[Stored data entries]
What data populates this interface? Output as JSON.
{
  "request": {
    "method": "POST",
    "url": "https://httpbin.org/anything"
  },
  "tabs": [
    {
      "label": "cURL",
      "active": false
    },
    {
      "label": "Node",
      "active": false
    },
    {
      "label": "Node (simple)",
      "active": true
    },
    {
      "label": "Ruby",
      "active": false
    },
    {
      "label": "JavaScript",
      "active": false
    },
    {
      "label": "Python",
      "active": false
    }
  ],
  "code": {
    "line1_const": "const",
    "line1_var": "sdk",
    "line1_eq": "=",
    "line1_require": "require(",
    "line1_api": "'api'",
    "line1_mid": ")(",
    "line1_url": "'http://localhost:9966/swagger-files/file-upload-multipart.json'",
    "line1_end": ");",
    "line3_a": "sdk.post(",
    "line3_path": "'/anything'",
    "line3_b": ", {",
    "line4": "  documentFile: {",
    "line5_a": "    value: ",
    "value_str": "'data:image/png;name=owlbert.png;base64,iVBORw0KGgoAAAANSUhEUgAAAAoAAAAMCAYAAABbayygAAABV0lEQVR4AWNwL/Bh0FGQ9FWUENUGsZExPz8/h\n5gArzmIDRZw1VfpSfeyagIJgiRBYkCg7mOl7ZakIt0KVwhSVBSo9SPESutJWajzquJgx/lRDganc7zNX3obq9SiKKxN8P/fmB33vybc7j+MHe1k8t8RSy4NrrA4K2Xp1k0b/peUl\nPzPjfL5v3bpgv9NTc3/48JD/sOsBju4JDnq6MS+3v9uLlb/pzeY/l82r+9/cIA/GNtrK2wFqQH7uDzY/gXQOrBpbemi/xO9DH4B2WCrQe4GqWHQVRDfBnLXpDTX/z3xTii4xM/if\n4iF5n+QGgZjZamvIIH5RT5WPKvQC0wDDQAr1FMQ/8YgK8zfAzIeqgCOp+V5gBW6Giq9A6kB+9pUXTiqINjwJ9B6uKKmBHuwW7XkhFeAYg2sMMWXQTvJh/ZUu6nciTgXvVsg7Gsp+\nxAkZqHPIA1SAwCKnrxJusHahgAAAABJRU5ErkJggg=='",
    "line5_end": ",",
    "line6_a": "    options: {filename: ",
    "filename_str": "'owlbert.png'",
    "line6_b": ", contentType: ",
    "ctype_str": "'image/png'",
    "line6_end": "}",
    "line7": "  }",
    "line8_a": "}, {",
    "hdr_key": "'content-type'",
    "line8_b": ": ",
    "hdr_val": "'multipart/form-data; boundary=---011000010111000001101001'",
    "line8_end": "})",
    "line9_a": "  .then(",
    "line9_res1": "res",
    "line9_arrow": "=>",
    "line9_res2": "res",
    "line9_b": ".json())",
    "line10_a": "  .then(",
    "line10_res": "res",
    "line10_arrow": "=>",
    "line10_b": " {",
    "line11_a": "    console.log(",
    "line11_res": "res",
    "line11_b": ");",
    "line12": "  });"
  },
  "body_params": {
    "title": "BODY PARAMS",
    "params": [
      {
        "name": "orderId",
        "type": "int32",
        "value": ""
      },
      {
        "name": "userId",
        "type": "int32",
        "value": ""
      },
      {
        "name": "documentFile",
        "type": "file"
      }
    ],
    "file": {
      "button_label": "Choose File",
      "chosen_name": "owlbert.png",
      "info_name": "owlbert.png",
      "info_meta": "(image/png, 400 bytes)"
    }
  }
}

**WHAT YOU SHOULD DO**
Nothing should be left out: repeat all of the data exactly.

**SOLUTION TO THIS PROBLEM**
What data populates this interface? Output as JSON.
{
  "request": {
    "method": "POST",
    "url": "https://httpbin.org/anything"
  },
  "tabs": [
    {
      "label": "cURL",
      "active": false
    },
    {
      "label": "Node",
      "active": false
    },
    {
      "label": "Node (simple)",
      "active": true
    },
    {
      "label": "Ruby",
      "active": false
    },
    {
      "label": "JavaScript",
      "active": false
    },
    {
      "label": "Python",
      "active": false
    }
  ],
  "code": {
    "line1_const": "const",
    "line1_var": "sdk",
    "line1_eq": "=",
    "line1_require": "require(",
    "line1_api": "'api'",
    "line1_mid": ")(",
    "line1_url": "'http://localhost:9966/swagger-files/file-upload-multipart.json'",
    "line1_end": ");",
    "line3_a": "sdk.post(",
    "line3_path": "'/anything'",
    "line3_b": ", {",
    "line4": "  documentFile: {",
    "line5_a": "    value: ",
    "value_str": "'data:image/png;name=owlbert.png;base64,iVBORw0KGgoAAAANSUhEUgAAAAoAAAAMCAYAAABbayygAAABV0lEQVR4AWNwL/Bh0FGQ9FWUENUGsZExPz8/h\n5gArzmIDRZw1VfpSfeyagIJgiRBYkCg7mOl7ZakIt0KVwhSVBSo9SPESutJWajzquJgx/lRDganc7zNX3obq9SiKKxN8P/fmB33vybc7j+MHe1k8t8RSy4NrrA4K2Xp1k0b/peUl\nPzPjfL5v3bpgv9NTc3/48JD/sOsBju4JDnq6MS+3v9uLlb/pzeY/l82r+9/cIA/GNtrK2wFqQH7uDzY/gXQOrBpbemi/xO9DH4B2WCrQe4GqWHQVRDfBnLXpDTX/z3xTii4xM/if\n4iF5n+QGgZjZamvIIH5RT5WPKvQC0wDDQAr1FMQ/8YgK8zfAzIeqgCOp+V5gBW6Giq9A6kB+9pUXTiqINjwJ9B6uKKmBHuwW7XkhFeAYg2sMMWXQTvJh/ZUu6nciTgXvVsg7Gsp+\nxAkZqHPIA1SAwCKnrxJusHahgAAAABJRU5ErkJggg=='",
    "line5_end": ",",
    "line6_a": "    options: {filename: ",
    "filename_str": "'owlbert.png'",
    "line6_b": ", contentType: ",
    "ctype_str": "'image/png'",
    "line6_end": "}",
    "line7": "  }",
    "line8_a": "}, {",
    "hdr_key": "'content-type'",
    "line8_b": ": ",
    "hdr_val": "'multipart/form-data; boundary=---011000010111000001101001'",
    "line8_end": "})",
    "line9_a": "  .then(",
    "line9_res1": "res",
    "line9_arrow": "=>",
    "line9_res2": "res",
    "line9_b": ".json())",
    "line10_a": "  .then(",
    "line10_res": "res",
    "line10_arrow": "=>",
    "line10_b": " {",
    "line11_a": "    console.log(",
    "line11_res": "res",
    "line11_b": ");",
    "line12": "  });"
  },
  "body_params": {
    "title": "BODY PARAMS",
    "params": [
      {
        "name": "orderId",
        "type": "int32",
        "value": ""
      },
      {
        "name": "userId",
        "type": "int32",
        "value": ""
      },
      {
        "name": "documentFile",
        "type": "file"
      }
    ],
    "file": {
      "button_label": "Choose File",
      "chosen_name": "owlbert.png",
      "info_name": "owlbert.png",
      "info_meta": "(image/png, 400 bytes)"
    }
  }
}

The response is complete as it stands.